Polyethylene and polypropylene prices had fallen by just less than the €25/tonne and €30/tonne respective reductions in the ethylene and propylene reference prices by mid-December. Further price concessions were expected as larger customers were to negotiate price agreements later in the month.
Base PVC prices have continued to decline with a fall of €50/tonne by mid-December. Polystyrene prices saw a triple-digit reduction following the €132/tonne fall in the styrene monomer reference price. PET prices plunged by a further €50/tonne amid considerable market turbulence.
Demands very low
Polymer demand has continued at a very low level across most end-use markets during the last two months. While demand has picked up slightly for the food and pharmaceuticals packaging sectors, demand from most other markets is well below normal levels. In December, order activity is further constrained by the short production month and by converters reducing stock levels prior to the year-end accounting.
European producers have trimmed production and brought forward plant maintenance programmes to counteract the low demand. There is however sufficient material available to meet the needs of converters. Supply has also been supported by a steady inflow of imported material. The high European prices and lower freight rates are tempting producers to divert more of their cargoes to Europe.
A summary of the latest production issues is presented below:
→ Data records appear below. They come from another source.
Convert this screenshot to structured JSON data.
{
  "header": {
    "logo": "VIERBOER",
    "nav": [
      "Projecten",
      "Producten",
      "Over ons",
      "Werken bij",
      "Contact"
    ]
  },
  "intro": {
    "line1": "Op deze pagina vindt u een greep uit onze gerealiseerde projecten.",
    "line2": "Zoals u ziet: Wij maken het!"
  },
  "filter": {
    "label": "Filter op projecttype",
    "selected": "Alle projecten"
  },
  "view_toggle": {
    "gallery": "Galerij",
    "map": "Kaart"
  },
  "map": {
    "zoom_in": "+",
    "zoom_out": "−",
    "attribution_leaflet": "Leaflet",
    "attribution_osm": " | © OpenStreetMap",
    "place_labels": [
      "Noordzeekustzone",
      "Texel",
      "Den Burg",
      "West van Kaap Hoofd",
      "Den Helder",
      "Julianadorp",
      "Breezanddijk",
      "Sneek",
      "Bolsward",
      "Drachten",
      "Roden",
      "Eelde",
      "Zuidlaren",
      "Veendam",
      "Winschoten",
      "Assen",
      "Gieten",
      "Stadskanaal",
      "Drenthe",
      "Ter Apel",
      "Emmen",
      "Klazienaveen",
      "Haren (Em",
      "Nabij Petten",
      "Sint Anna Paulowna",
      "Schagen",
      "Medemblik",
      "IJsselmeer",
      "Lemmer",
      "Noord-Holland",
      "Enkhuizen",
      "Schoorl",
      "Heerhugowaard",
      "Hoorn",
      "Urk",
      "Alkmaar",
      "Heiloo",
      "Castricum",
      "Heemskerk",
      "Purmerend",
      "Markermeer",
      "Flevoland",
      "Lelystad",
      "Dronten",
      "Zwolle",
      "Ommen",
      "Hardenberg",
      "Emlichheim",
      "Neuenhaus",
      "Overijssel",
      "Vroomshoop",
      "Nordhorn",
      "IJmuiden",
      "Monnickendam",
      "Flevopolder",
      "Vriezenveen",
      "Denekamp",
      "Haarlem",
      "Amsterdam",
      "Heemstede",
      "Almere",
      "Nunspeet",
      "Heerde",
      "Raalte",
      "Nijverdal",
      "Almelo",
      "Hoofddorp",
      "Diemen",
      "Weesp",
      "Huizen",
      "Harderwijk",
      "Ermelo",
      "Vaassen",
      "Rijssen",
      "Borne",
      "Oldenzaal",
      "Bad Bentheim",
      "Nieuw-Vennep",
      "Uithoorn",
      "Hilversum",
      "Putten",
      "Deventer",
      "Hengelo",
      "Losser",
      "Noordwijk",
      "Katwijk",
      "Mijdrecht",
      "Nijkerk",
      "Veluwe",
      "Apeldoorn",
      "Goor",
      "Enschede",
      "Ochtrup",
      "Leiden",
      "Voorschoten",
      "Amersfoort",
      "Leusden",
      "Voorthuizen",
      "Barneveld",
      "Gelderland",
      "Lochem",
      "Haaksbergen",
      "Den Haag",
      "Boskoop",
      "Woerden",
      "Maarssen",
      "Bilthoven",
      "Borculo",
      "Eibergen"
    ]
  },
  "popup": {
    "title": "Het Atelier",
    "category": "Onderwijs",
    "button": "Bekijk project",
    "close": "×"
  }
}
- TotalEnergies resumed its PS production in France by end of November. Still, sources reported that it will take some time to lift the force majeure. Overall PS availability is expected to improve after two months of absence of the producer
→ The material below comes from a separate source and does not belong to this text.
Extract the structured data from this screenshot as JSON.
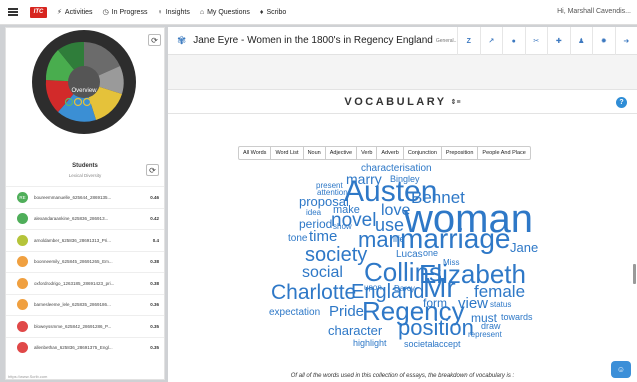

- A fire at the Versalis site at Dunkerque, France on the weekend of 10th December has shut down the cracker and also the polyolefin downstream plants
- The 350,000tonnes/year LDPE plant in Ruwais, Abu Dhabi run by Borouge is expected to resume operations by end-2022
- The LyondellBasell cracker in Berre, France, offline since a fire in August 2022, will not go back onstream until early 2023Major maintenance work on the OMV cracker in Burghausen, Germany is complete, and the plant is being gradually restarted.
The outlook for standard thermoplastic prices at the start of the New Year is unclear. Much will depend on whether demand rebounds after a period of very low ordering activity. Local supply will remain tight due to production curbs, but import pressure is likely to prevail. Crude oil prices are rebounding in mid-December on an unclear supply outlook amid an ongoing shutdown at key North American crude pipelines and further easing of China’s strict Covid measures.